• **The records**

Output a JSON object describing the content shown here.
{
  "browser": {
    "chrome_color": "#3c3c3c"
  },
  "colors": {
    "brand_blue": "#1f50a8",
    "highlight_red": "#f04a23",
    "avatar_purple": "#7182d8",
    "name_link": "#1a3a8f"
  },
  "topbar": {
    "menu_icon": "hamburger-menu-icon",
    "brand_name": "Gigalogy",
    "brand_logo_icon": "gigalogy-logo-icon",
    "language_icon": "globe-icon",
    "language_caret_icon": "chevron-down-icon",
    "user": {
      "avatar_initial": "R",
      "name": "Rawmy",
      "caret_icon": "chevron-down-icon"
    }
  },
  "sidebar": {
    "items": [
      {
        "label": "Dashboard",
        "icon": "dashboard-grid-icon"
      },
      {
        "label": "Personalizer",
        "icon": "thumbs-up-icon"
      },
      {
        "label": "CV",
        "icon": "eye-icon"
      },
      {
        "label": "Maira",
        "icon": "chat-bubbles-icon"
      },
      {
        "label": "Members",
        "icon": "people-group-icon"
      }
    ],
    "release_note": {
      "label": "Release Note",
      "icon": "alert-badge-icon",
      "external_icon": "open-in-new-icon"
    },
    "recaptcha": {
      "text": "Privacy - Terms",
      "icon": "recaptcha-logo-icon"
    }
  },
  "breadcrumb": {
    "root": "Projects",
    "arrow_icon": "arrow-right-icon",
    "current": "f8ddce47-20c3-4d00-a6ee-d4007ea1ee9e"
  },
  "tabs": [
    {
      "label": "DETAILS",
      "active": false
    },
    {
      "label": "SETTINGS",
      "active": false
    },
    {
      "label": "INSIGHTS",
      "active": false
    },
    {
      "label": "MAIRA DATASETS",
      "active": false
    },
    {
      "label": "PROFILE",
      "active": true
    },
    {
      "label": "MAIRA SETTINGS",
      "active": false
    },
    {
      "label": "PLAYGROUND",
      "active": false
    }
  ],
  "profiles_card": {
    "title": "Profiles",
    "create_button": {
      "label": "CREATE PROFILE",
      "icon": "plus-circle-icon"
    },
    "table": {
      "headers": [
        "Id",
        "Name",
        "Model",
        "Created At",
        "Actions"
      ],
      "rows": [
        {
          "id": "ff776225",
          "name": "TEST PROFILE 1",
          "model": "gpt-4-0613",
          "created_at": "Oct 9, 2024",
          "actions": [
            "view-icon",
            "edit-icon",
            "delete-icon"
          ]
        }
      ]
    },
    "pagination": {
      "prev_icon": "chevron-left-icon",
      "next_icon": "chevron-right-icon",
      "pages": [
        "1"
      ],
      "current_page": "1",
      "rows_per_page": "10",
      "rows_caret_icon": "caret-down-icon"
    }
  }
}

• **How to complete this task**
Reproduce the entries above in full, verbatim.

• **Output for this exercise**
Output a JSON object describing the content shown here.
{
  "browser": {
    "chrome_color": "#3c3c3c"
  },
  "colors": {
    "brand_blue": "#1f50a8",
    "highlight_red": "#f04a23",
    "avatar_purple": "#7182d8",
    "name_link": "#1a3a8f"
  },
  "topbar": {
    "menu_icon": "hamburger-menu-icon",
    "brand_name": "Gigalogy",
    "brand_logo_icon": "gigalogy-logo-icon",
    "language_icon": "globe-icon",
    "language_caret_icon": "chevron-down-icon",
    "user": {
      "avatar_initial": "R",
      "name": "Rawmy",
      "caret_icon": "chevron-down-icon"
    }
  },
  "sidebar": {
    "items": [
      {
        "label": "Dashboard",
        "icon": "dashboard-grid-icon"
      },
      {
        "label": "Personalizer",
        "icon": "thumbs-up-icon"
      },
      {
        "label": "CV",
        "icon": "eye-icon"
      },
      {
        "label": "Maira",
        "icon": "chat-bubbles-icon"
      },
      {
        "label": "Members",
        "icon": "people-group-icon"
      }
    ],
    "release_note": {
      "label": "Release Note",
      "icon": "alert-badge-icon",
      "external_icon": "open-in-new-icon"
    },
    "recaptcha": {
      "text": "Privacy - Terms",
      "icon": "recaptcha-logo-icon"
    }
  },
  "breadcrumb": {
    "root": "Projects",
    "arrow_icon": "arrow-right-icon",
    "current": "f8ddce47-20c3-4d00-a6ee-d4007ea1ee9e"
  },
  "tabs": [
    {
      "label": "DETAILS",
      "active": false
    },
    {
      "label": "SETTINGS",
      "active": false
    },
    {
      "label": "INSIGHTS",
      "active": false
    },
    {
      "label": "MAIRA DATASETS",
      "active": false
    },
    {
      "label": "PROFILE",
      "active": true
    },
    {
      "label": "MAIRA SETTINGS",
      "active": false
    },
    {
      "label": "PLAYGROUND",
      "active": false
    }
  ],
  "profiles_card": {
    "title": "Profiles",
    "create_button": {
      "label": "CREATE PROFILE",
      "icon": "plus-circle-icon"
    },
    "table": {
      "headers": [
        "Id",
        "Name",
        "Model",
        "Created At",
        "Actions"
      ],
      "rows": [
        {
          "id": "ff776225",
          "name": "TEST PROFILE 1",
          "model": "gpt-4-0613",
          "created_at": "Oct 9, 2024",
          "actions": [
            "view-icon",
            "edit-icon",
            "delete-icon"
          ]
        }
      ]
    },
    "pagination": {
      "prev_icon": "chevron-left-icon",
      "next_icon": "chevron-right-icon",
      "pages": [
        "1"
      ],
      "current_page": "1",
      "rows_per_page": "10",
      "rows_caret_icon": "caret-down-icon"
    }
  }
}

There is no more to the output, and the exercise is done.